Earlier this year, IDC was found to have added Windows 8.1 "2 in 1" PC notebooks into its reports of tablet shipments, another effort to portray Apple's "share" of the "market" as diminishing, and a direct reversal of IDC's staunch policy of not counting iPads as PCs, ostensibly because they are completely different product categories with no perceivable market impact on each other.
Bad market data isn't hurting Apple
IDC's latest tablet figures for Q2 2014 assert that an incredible 44 percent of the world's tablets are now attributable to "Other," a series of unnamed vendors who each must ship fewer than 1 million devices per quarter (the figure cited for Acer, the fifth largest tablet maker in IDC's numbers).

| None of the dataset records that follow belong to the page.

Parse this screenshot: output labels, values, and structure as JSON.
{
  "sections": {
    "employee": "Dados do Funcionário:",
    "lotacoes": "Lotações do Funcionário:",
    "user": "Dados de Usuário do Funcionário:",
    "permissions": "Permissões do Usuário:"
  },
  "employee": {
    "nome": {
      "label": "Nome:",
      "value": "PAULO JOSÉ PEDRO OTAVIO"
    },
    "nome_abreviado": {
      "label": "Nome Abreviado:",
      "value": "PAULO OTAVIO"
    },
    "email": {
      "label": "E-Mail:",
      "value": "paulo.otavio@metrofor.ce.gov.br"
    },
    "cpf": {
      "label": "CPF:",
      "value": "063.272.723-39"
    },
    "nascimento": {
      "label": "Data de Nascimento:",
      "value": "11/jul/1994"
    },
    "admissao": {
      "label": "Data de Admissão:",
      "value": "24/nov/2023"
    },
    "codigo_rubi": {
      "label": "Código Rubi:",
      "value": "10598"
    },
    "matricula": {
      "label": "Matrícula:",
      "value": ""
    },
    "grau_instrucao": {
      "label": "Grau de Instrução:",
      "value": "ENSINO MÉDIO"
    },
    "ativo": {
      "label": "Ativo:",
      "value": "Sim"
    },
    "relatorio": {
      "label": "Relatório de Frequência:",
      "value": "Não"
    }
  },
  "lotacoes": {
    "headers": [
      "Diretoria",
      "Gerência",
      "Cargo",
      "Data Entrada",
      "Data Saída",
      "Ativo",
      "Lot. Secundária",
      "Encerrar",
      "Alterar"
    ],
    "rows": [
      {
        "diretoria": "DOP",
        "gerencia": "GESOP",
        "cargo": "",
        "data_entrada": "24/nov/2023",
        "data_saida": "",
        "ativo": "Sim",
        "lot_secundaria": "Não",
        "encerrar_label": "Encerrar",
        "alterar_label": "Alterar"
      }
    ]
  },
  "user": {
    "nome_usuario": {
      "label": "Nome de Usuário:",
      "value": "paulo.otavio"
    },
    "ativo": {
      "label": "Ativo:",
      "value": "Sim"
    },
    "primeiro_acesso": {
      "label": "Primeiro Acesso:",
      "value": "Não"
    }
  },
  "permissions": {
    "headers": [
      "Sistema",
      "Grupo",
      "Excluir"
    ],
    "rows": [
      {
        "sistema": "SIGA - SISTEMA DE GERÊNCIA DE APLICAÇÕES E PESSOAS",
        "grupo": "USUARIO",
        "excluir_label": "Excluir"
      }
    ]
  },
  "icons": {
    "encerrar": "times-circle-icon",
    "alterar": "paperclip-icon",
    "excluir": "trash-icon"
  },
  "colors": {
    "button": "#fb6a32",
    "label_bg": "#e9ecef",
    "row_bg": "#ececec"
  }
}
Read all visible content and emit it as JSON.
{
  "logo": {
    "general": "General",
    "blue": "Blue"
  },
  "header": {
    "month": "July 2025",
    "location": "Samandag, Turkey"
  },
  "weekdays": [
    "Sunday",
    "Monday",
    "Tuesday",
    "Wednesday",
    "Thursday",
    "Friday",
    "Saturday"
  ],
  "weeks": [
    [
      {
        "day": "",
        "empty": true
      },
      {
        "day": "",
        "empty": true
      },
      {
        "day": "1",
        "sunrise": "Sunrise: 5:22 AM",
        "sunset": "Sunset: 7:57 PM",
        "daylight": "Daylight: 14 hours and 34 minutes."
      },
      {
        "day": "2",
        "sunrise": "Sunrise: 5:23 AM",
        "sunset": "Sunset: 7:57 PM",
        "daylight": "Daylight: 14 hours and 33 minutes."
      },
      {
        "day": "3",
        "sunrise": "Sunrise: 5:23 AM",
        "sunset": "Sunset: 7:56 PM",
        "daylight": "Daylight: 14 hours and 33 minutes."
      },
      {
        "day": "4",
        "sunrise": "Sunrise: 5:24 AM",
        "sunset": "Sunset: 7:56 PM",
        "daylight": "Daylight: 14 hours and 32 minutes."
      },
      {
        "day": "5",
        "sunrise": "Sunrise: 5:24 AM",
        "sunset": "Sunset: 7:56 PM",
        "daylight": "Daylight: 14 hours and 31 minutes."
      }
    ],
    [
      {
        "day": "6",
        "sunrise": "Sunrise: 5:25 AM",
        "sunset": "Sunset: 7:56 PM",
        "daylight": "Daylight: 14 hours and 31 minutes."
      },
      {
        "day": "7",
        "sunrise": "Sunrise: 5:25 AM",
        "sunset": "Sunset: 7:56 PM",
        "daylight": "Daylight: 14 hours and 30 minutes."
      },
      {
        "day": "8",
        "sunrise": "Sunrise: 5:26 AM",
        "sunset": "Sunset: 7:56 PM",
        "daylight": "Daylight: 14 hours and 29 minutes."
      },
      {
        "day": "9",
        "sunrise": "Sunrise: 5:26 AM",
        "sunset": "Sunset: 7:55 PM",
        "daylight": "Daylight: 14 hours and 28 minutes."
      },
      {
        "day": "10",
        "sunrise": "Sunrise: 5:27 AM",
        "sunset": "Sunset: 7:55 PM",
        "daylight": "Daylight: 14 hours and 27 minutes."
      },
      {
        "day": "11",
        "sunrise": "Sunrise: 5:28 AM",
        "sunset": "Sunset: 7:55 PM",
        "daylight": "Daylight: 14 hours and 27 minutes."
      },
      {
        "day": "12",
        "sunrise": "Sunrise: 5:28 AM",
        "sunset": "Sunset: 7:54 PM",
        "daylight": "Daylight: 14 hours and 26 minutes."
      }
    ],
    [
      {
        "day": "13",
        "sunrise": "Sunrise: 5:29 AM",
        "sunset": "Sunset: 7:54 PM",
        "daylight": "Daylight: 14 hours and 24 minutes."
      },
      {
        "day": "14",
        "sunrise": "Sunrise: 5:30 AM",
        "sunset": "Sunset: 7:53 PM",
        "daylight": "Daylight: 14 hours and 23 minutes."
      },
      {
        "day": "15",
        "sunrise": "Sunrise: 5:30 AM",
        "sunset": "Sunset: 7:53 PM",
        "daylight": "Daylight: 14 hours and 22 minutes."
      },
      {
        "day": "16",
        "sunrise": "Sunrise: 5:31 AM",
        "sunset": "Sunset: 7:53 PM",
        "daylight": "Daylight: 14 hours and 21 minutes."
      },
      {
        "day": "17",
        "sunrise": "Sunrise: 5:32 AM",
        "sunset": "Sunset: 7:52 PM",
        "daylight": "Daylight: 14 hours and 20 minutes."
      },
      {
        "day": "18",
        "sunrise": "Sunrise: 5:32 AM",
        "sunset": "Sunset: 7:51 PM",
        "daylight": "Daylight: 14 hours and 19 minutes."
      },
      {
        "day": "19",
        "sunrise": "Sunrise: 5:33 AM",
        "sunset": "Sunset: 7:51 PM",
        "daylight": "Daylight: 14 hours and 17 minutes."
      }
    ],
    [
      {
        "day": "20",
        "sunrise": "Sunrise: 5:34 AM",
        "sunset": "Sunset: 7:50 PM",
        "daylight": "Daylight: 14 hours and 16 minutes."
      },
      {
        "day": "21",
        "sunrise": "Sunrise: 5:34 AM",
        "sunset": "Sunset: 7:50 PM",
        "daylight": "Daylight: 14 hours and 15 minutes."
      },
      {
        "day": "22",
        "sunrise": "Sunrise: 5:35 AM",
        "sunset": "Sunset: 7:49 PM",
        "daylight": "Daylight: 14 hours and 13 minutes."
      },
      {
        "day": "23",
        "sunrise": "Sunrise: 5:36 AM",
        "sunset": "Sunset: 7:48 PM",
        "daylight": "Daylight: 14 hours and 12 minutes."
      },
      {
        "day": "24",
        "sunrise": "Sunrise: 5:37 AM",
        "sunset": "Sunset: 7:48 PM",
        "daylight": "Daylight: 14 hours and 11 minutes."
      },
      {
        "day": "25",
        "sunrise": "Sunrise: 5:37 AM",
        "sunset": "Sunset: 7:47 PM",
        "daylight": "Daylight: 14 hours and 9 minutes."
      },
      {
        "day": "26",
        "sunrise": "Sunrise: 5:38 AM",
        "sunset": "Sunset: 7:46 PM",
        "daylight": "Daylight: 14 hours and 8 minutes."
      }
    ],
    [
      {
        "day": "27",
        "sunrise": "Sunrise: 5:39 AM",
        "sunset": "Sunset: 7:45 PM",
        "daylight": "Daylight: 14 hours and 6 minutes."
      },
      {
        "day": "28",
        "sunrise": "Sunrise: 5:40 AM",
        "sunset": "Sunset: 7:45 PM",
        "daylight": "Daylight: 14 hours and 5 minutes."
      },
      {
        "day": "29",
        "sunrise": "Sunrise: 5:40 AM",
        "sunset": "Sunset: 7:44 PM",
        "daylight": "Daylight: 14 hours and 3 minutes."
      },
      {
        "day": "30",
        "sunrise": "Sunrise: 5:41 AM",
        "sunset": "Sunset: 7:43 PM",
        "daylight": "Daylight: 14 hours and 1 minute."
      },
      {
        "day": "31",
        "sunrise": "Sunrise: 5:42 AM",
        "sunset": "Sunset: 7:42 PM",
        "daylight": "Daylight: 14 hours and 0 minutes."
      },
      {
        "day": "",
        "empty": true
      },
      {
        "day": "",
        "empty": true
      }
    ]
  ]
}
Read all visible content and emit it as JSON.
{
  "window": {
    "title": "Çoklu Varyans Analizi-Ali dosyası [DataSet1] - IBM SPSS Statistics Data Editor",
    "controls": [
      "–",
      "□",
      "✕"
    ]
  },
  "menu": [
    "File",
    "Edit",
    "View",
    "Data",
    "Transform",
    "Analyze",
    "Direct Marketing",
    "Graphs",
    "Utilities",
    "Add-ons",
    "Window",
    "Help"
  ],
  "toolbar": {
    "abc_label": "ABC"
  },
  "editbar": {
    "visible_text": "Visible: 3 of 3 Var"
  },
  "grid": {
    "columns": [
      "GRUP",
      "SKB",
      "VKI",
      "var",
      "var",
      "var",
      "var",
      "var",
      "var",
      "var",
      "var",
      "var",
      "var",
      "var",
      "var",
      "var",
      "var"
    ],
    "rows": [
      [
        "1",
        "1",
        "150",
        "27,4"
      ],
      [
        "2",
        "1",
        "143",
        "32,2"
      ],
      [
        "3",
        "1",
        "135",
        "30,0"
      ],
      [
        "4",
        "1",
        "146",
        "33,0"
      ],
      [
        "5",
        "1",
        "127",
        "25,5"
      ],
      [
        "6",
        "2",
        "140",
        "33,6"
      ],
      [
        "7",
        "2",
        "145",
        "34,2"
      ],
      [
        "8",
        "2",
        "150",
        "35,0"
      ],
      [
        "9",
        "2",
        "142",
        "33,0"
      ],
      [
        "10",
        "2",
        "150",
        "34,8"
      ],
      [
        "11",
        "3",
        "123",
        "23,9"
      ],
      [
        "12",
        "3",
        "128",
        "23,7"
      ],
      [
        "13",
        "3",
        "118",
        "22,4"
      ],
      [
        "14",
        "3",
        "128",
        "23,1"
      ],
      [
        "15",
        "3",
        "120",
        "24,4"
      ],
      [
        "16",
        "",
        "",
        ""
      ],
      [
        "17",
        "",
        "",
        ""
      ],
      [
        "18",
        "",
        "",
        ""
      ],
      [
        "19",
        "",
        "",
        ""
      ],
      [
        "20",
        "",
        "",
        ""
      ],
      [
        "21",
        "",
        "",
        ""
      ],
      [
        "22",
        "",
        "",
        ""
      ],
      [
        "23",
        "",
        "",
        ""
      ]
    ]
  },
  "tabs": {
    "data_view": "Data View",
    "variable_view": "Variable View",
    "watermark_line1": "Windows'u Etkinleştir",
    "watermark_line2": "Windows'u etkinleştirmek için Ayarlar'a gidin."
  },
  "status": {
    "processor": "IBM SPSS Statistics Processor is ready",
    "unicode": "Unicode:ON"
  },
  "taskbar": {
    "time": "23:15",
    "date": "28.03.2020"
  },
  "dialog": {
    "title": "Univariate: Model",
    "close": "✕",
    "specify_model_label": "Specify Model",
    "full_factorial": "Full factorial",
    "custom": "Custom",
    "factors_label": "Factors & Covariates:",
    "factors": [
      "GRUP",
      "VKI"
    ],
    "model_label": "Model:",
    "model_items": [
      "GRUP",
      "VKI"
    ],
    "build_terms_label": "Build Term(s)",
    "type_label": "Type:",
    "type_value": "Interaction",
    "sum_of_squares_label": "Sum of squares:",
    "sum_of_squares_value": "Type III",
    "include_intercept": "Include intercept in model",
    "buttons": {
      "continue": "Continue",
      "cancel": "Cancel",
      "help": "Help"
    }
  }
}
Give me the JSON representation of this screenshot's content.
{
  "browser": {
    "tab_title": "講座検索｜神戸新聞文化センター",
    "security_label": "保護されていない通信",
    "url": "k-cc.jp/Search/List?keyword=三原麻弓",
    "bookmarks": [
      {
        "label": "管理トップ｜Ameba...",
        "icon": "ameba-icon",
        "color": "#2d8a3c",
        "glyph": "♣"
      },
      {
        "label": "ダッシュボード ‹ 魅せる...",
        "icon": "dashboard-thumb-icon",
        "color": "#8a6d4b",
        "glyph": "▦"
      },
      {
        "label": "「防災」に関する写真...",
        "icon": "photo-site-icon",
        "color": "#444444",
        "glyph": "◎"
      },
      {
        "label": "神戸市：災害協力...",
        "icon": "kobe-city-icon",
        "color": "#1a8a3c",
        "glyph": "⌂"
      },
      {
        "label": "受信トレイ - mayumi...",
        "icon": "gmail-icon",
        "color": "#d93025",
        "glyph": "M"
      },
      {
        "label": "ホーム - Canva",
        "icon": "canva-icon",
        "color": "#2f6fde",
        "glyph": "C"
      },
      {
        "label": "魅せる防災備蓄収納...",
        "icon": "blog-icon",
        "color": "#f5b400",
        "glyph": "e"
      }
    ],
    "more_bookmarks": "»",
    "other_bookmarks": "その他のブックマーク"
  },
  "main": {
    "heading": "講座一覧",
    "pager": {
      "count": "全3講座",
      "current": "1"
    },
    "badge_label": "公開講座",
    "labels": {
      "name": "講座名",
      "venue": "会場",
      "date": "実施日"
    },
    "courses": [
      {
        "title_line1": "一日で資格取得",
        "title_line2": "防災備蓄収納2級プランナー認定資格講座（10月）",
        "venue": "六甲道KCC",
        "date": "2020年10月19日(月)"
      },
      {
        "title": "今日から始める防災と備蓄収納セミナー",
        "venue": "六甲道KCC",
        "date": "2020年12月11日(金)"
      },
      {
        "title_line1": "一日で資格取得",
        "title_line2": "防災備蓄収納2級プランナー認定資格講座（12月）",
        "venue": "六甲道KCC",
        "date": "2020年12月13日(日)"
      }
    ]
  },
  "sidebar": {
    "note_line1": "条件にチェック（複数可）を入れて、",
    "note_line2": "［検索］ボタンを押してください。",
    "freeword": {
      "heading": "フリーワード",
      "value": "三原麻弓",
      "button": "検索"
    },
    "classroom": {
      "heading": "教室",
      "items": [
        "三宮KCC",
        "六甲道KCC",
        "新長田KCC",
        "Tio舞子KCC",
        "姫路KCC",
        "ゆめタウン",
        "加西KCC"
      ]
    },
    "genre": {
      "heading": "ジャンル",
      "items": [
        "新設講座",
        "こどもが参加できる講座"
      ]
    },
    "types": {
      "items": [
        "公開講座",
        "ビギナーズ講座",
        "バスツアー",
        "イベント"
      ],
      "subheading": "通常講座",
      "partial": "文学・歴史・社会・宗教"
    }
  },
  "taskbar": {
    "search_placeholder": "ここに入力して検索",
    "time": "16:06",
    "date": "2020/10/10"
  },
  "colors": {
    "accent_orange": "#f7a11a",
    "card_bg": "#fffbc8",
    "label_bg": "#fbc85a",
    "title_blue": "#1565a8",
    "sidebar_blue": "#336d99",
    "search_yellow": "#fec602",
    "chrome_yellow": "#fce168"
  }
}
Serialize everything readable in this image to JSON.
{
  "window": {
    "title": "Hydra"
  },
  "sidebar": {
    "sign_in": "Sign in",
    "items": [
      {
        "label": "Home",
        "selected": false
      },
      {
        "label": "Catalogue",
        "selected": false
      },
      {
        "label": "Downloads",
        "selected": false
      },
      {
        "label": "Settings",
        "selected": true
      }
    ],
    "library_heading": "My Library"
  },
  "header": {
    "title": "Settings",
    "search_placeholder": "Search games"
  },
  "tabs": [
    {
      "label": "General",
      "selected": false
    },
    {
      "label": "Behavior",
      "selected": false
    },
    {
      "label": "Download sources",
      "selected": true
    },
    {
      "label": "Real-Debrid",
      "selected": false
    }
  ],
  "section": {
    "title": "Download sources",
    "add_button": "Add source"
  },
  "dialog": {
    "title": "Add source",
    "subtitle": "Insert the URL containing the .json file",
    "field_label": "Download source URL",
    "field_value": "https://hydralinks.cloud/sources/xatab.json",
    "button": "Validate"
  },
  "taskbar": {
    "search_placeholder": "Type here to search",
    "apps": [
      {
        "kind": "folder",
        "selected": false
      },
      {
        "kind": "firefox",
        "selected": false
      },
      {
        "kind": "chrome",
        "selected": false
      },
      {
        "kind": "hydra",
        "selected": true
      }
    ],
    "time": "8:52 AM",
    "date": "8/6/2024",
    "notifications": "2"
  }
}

If the intent of these market research firms were to actually inform the public about market trends, they wouldn't need to jump through such logical hoops, invent contradictory market definitions nor invent or erase millions of "shipments" when nobody's looking.
Samsung, Lenovo, Asus and Acer simply can't sell tablets the way Apple consistently can--in volumes greater than ten million units per quarter. Amazon, Microsoft and Google--despite the best wishes of Apple's detractors--can't maintain shipments of even 1 million tablets per quarter to keep them listed on IDC's charts, despite heavy discounting, clearance sales and product giveaways on top of their already loss leader pricing.
The very fact that such a glut of "tablets" is being dumped on the market below cost should make it impossible for Apple to sell any iPads at regular price, yet Apple continues to sell iPads in quantities far above any other individual tablet vendor.
The histrionic efforts by these market research firms to minimize Apple's success may be fooling the audiences of people subjected to relentless headlines that regurgitate the idea that Apple is perpetually spiraling downward in "market share" at the hands of both big PC makers and dozens of tiny tablet vendors--even as Apple reports quarter after quarter of industry leading sales and profits.
However, apart from the truth, the primary victims of this sort of sycophant market data appears to be Microsoft, Google and their Windows and Android licensees, who have been lulled into passive slumber by soothing praise that tells them they are winning when they actually are not.
If Samsung financed the hogwash Strategy Analytics churned out throughout 2013, it should really be demanding its money back. And if Microsoft and HP are serious about cutting expenses, a good place to start would be terminating the propaganda-flattery that has dutifully portrayed their failed strategies as "winning" market share rather than losing control of the computing landscape to Apple.